DATA FOR THIS EXERCISE:

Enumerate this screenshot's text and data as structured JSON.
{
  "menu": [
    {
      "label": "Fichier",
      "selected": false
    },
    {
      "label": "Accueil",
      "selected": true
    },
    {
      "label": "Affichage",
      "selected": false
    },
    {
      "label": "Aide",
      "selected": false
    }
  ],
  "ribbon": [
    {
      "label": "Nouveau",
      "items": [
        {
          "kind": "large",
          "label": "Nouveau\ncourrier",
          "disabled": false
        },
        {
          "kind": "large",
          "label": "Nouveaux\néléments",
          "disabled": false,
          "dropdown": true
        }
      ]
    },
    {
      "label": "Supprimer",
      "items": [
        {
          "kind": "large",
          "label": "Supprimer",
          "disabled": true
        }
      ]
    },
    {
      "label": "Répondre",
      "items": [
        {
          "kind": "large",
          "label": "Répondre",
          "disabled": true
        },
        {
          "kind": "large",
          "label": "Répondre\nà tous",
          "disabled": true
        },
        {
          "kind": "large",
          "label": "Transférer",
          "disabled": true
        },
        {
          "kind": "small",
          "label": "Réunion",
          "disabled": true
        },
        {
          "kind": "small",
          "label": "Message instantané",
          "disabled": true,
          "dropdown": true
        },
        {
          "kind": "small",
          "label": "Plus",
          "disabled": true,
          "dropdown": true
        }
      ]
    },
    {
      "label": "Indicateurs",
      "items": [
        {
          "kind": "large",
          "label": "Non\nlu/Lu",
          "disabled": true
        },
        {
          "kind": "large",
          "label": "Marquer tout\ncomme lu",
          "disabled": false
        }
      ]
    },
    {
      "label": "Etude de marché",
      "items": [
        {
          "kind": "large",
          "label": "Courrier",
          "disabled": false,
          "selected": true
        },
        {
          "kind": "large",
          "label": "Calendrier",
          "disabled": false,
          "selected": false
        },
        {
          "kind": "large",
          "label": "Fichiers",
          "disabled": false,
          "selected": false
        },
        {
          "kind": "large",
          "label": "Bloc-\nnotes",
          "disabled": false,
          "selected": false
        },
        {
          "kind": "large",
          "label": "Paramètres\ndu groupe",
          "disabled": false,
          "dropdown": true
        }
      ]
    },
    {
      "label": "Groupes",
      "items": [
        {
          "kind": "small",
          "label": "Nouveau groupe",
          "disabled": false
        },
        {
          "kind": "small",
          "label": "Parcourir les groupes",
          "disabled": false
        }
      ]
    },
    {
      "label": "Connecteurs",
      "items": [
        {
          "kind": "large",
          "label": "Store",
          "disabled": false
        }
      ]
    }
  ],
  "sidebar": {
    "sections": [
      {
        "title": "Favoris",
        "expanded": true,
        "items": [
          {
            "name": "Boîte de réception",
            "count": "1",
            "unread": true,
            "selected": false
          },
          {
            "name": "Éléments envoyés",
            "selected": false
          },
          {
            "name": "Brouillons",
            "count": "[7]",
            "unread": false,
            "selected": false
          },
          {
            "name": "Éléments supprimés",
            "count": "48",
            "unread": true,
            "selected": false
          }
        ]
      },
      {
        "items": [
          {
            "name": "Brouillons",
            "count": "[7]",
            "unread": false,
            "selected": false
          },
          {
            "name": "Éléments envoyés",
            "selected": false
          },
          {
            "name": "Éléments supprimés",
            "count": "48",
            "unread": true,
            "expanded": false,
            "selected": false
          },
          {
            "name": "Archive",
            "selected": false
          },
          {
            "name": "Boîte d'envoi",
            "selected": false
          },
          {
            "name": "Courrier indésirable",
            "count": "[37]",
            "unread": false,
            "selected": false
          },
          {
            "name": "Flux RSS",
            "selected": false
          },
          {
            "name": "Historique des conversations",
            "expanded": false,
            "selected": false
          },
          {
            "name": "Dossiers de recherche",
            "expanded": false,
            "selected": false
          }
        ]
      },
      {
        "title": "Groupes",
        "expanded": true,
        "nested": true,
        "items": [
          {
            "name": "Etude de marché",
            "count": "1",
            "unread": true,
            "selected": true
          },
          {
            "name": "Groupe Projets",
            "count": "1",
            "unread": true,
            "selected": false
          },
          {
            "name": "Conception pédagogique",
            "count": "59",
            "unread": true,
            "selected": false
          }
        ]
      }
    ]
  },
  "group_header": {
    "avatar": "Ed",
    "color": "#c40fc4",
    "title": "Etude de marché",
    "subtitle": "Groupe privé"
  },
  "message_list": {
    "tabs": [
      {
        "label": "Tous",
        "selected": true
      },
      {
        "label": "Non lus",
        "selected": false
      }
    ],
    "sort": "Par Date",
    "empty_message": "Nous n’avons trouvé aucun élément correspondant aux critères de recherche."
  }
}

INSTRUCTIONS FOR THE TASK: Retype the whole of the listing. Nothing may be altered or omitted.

ANSWER TO THIS EXERCISE:
Enumerate this screenshot's text and data as structured JSON.
{
  "menu": [
    {
      "label": "Fichier",
      "selected": false
    },
    {
      "label": "Accueil",
      "selected": true
    },
    {
      "label": "Affichage",
      "selected": false
    },
    {
      "label": "Aide",
      "selected": false
    }
  ],
  "ribbon": [
    {
      "label": "Nouveau",
      "items": [
        {
          "kind": "large",
          "label": "Nouveau\ncourrier",
          "disabled": false
        },
        {
          "kind": "large",
          "label": "Nouveaux\néléments",
          "disabled": false,
          "dropdown": true
        }
      ]
    },
    {
      "label": "Supprimer",
      "items": [
        {
          "kind": "large",
          "label": "Supprimer",
          "disabled": true
        }
      ]
    },
    {
      "label": "Répondre",
      "items": [
        {
          "kind": "large",
          "label": "Répondre",
          "disabled": true
        },
        {
          "kind": "large",
          "label": "Répondre\nà tous",
          "disabled": true
        },
        {
          "kind": "large",
          "label": "Transférer",
          "disabled": true
        },
        {
          "kind": "small",
          "label": "Réunion",
          "disabled": true
        },
        {
          "kind": "small",
          "label": "Message instantané",
          "disabled": true,
          "dropdown": true
        },
        {
          "kind": "small",
          "label": "Plus",
          "disabled": true,
          "dropdown": true
        }
      ]
    },
    {
      "label": "Indicateurs",
      "items": [
        {
          "kind": "large",
          "label": "Non\nlu/Lu",
          "disabled": true
        },
        {
          "kind": "large",
          "label": "Marquer tout\ncomme lu",
          "disabled": false
        }
      ]
    },
    {
      "label": "Etude de marché",
      "items": [
        {
          "kind": "large",
          "label": "Courrier",
          "disabled": false,
          "selected": true
        },
        {
          "kind": "large",
          "label": "Calendrier",
          "disabled": false,
          "selected": false
        },
        {
          "kind": "large",
          "label": "Fichiers",
          "disabled": false,
          "selected": false
        },
        {
          "kind": "large",
          "label": "Bloc-\nnotes",
          "disabled": false,
          "selected": false
        },
        {
          "kind": "large",
          "label": "Paramètres\ndu groupe",
          "disabled": false,
          "dropdown": true
        }
      ]
    },
    {
      "label": "Groupes",
      "items": [
        {
          "kind": "small",
          "label": "Nouveau groupe",
          "disabled": false
        },
        {
          "kind": "small",
          "label": "Parcourir les groupes",
          "disabled": false
        }
      ]
    },
    {
      "label": "Connecteurs",
      "items": [
        {
          "kind": "large",
          "label": "Store",
          "disabled": false
        }
      ]
    }
  ],
  "sidebar": {
    "sections": [
      {
        "title": "Favoris",
        "expanded": true,
        "items": [
          {
            "name": "Boîte de réception",
            "count": "1",
            "unread": true,
            "selected": false
          },
          {
            "name": "Éléments envoyés",
            "selected": false
          },
          {
            "name": "Brouillons",
            "count": "[7]",
            "unread": false,
            "selected": false
          },
          {
            "name": "Éléments supprimés",
            "count": "48",
            "unread": true,
            "selected": false
          }
        ]
      },
      {
        "items": [
          {
            "name": "Brouillons",
            "count": "[7]",
            "unread": false,
            "selected": false
          },
          {
            "name": "Éléments envoyés",
            "selected": false
          },
          {
            "name": "Éléments supprimés",
            "count": "48",
            "unread": true,
            "expanded": false,
            "selected": false
          },
          {
            "name": "Archive",
            "selected": false
          },
          {
            "name": "Boîte d'envoi",
            "selected": false
          },
          {
            "name": "Courrier indésirable",
            "count": "[37]",
            "unread": false,
            "selected": false
          },
          {
            "name": "Flux RSS",
            "selected": false
          },
          {
            "name": "Historique des conversations",
            "expanded": false,
            "selected": false
          },
          {
            "name": "Dossiers de recherche",
            "expanded": false,
            "selected": false
          }
        ]
      },
      {
        "title": "Groupes",
        "expanded": true,
        "nested": true,
        "items": [
          {
            "name": "Etude de marché",
            "count": "1",
            "unread": true,
            "selected": true
          },
          {
            "name": "Groupe Projets",
            "count": "1",
            "unread": true,
            "selected": false
          },
          {
            "name": "Conception pédagogique",
            "count": "59",
            "unread": true,
            "selected": false
          }
        ]
      }
    ]
  },
  "group_header": {
    "avatar": "Ed",
    "color": "#c40fc4",
    "title": "Etude de marché",
    "subtitle": "Groupe privé"
  },
  "message_list": {
    "tabs": [
      {
        "label": "Tous",
        "selected": true
      },
      {
        "label": "Non lus",
        "selected": false
      }
    ],
    "sort": "Par Date",
    "empty_message": "Nous n’avons trouvé aucun élément correspondant aux critères de recherche."
  }
}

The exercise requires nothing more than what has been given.